Exercise description: Scan the entries below and give the number of lines containing "What", with no accompanying words.

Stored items
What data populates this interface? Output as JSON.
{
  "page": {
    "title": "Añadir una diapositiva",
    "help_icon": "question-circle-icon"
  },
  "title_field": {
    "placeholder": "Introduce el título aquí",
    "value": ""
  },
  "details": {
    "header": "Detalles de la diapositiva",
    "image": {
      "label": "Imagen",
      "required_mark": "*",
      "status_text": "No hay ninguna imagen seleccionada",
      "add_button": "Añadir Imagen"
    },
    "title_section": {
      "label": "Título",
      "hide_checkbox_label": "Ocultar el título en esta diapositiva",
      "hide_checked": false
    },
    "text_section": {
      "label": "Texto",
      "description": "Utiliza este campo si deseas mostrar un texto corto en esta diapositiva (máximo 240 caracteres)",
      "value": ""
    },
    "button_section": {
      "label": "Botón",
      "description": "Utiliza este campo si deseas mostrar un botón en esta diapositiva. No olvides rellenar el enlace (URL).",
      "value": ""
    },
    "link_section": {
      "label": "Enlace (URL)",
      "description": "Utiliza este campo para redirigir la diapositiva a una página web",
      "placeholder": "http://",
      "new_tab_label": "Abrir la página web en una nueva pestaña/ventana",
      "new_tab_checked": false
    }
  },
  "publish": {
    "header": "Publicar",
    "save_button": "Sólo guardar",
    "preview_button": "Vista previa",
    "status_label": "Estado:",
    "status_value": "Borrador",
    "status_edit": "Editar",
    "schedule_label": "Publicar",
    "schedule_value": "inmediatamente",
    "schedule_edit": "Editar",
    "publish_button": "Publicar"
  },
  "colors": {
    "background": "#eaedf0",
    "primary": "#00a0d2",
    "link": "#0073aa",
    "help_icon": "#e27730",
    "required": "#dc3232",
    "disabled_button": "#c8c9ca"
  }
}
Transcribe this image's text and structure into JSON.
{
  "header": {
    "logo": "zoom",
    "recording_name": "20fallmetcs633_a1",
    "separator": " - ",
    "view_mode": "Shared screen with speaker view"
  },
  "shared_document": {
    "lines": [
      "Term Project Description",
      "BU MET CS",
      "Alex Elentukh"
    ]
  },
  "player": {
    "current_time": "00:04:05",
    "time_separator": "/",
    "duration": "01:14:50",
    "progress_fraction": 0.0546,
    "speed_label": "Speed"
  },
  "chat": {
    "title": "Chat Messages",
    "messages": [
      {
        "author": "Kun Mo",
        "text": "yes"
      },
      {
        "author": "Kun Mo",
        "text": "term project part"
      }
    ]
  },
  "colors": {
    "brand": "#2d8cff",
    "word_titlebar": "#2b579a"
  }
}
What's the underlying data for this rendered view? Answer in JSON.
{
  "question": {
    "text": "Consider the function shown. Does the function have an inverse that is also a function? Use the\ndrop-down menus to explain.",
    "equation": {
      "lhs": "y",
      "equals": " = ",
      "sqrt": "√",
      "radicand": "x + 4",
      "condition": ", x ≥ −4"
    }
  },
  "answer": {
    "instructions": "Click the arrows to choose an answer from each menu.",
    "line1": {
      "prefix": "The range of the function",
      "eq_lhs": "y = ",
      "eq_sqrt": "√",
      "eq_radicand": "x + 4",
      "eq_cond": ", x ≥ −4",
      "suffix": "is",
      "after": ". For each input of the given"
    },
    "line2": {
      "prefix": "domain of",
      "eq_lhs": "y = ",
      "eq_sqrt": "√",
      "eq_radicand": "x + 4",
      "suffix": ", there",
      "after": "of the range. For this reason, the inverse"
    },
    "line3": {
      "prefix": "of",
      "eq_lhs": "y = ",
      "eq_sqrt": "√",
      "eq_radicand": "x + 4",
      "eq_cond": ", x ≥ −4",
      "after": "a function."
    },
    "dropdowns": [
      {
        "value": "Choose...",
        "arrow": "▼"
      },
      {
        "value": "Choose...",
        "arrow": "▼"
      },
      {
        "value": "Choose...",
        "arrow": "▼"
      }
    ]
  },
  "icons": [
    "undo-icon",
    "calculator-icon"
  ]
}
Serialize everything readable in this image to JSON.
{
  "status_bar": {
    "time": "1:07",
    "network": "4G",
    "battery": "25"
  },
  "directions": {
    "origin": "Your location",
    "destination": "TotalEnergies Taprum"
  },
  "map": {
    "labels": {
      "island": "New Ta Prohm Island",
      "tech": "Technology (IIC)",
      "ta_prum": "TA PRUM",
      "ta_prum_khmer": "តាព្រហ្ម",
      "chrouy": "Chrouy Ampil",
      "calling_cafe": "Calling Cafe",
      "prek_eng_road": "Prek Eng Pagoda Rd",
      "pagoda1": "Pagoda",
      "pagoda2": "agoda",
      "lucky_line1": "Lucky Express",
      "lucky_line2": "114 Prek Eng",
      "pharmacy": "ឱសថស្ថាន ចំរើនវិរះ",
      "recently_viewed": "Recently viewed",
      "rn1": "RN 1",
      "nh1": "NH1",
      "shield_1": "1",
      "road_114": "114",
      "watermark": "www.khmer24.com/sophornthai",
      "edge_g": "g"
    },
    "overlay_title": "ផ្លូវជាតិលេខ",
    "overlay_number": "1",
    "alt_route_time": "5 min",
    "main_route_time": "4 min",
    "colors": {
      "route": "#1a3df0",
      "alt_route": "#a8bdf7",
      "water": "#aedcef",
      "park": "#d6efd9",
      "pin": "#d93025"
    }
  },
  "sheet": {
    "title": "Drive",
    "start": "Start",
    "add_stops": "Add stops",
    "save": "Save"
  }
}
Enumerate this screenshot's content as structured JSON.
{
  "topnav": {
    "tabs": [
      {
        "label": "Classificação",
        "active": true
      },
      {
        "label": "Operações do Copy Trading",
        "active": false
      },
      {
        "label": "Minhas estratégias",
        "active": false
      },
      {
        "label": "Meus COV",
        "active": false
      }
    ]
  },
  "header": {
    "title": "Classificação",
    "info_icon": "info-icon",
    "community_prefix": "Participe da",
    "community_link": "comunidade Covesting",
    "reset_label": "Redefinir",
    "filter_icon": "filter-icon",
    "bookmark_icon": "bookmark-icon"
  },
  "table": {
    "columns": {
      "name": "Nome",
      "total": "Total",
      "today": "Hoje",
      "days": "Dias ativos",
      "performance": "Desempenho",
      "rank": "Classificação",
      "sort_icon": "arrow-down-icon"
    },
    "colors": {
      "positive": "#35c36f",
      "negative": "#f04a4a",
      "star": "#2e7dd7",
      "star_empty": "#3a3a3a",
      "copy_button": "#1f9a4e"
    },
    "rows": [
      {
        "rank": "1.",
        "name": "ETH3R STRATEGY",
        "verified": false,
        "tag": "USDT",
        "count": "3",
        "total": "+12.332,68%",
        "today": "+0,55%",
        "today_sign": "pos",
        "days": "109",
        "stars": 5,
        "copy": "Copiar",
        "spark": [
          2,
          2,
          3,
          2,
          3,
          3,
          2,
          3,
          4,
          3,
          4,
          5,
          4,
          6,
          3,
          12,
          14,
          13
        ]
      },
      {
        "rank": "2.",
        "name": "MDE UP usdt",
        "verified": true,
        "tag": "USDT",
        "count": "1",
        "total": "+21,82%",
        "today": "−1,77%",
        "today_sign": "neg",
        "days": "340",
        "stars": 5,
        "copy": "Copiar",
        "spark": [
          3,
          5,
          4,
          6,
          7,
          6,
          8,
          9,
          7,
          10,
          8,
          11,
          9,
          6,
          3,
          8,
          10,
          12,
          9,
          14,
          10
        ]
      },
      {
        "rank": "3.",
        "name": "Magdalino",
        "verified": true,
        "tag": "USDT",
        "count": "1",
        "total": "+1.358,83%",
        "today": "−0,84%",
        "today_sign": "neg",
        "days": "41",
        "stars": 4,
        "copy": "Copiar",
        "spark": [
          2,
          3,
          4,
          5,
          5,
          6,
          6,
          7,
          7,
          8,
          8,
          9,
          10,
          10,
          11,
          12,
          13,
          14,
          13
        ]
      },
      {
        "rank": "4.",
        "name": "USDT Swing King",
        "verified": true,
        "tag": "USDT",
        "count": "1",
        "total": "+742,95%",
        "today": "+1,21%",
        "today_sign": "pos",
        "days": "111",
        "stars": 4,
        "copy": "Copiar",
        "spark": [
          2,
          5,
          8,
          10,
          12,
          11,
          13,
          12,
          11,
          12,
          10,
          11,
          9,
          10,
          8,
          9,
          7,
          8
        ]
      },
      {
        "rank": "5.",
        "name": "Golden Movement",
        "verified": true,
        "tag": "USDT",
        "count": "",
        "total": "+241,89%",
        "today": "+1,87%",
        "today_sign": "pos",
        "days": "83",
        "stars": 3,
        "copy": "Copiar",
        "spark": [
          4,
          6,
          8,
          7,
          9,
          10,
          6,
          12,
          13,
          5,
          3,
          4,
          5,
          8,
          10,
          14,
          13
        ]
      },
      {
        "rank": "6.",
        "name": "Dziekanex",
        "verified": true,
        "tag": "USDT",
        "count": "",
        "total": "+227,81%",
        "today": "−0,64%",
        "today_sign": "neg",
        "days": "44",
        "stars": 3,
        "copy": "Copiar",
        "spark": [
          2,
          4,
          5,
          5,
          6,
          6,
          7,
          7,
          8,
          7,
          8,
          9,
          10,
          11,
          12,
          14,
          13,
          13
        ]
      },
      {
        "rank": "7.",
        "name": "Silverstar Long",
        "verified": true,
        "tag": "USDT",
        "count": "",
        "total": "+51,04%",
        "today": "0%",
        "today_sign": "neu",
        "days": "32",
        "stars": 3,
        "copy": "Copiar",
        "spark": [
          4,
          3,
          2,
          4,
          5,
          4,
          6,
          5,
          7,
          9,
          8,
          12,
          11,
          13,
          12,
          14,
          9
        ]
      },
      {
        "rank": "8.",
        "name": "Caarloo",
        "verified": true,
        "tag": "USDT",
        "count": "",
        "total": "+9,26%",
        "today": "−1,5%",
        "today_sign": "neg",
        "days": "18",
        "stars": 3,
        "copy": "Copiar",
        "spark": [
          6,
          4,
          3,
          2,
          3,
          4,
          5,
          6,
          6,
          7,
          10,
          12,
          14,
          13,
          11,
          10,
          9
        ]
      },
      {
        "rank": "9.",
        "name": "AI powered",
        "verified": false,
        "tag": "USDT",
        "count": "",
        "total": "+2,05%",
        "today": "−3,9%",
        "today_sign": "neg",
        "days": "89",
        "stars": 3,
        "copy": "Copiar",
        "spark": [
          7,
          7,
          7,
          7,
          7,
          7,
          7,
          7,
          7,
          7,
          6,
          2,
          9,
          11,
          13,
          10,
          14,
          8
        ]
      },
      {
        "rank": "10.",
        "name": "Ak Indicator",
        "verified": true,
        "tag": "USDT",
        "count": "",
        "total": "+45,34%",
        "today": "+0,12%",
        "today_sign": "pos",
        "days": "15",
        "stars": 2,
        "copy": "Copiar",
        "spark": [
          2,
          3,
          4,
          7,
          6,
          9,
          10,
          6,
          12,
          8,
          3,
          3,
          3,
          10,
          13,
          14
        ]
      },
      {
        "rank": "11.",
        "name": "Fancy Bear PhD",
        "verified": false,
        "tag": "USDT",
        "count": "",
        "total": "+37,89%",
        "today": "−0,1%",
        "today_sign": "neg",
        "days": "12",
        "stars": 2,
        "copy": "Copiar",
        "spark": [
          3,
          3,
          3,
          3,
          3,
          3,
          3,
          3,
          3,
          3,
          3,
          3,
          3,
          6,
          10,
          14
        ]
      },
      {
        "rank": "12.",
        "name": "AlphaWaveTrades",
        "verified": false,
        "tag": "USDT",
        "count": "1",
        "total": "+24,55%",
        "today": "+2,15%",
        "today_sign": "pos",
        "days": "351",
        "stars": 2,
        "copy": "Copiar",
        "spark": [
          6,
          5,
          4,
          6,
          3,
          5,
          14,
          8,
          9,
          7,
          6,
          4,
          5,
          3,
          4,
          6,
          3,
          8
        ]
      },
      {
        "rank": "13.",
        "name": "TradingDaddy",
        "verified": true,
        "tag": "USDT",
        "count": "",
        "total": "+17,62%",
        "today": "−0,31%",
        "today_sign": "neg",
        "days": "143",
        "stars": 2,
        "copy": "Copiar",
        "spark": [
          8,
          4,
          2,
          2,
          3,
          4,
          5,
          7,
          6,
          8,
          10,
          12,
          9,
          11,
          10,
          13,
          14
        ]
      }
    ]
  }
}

Solved problem: 2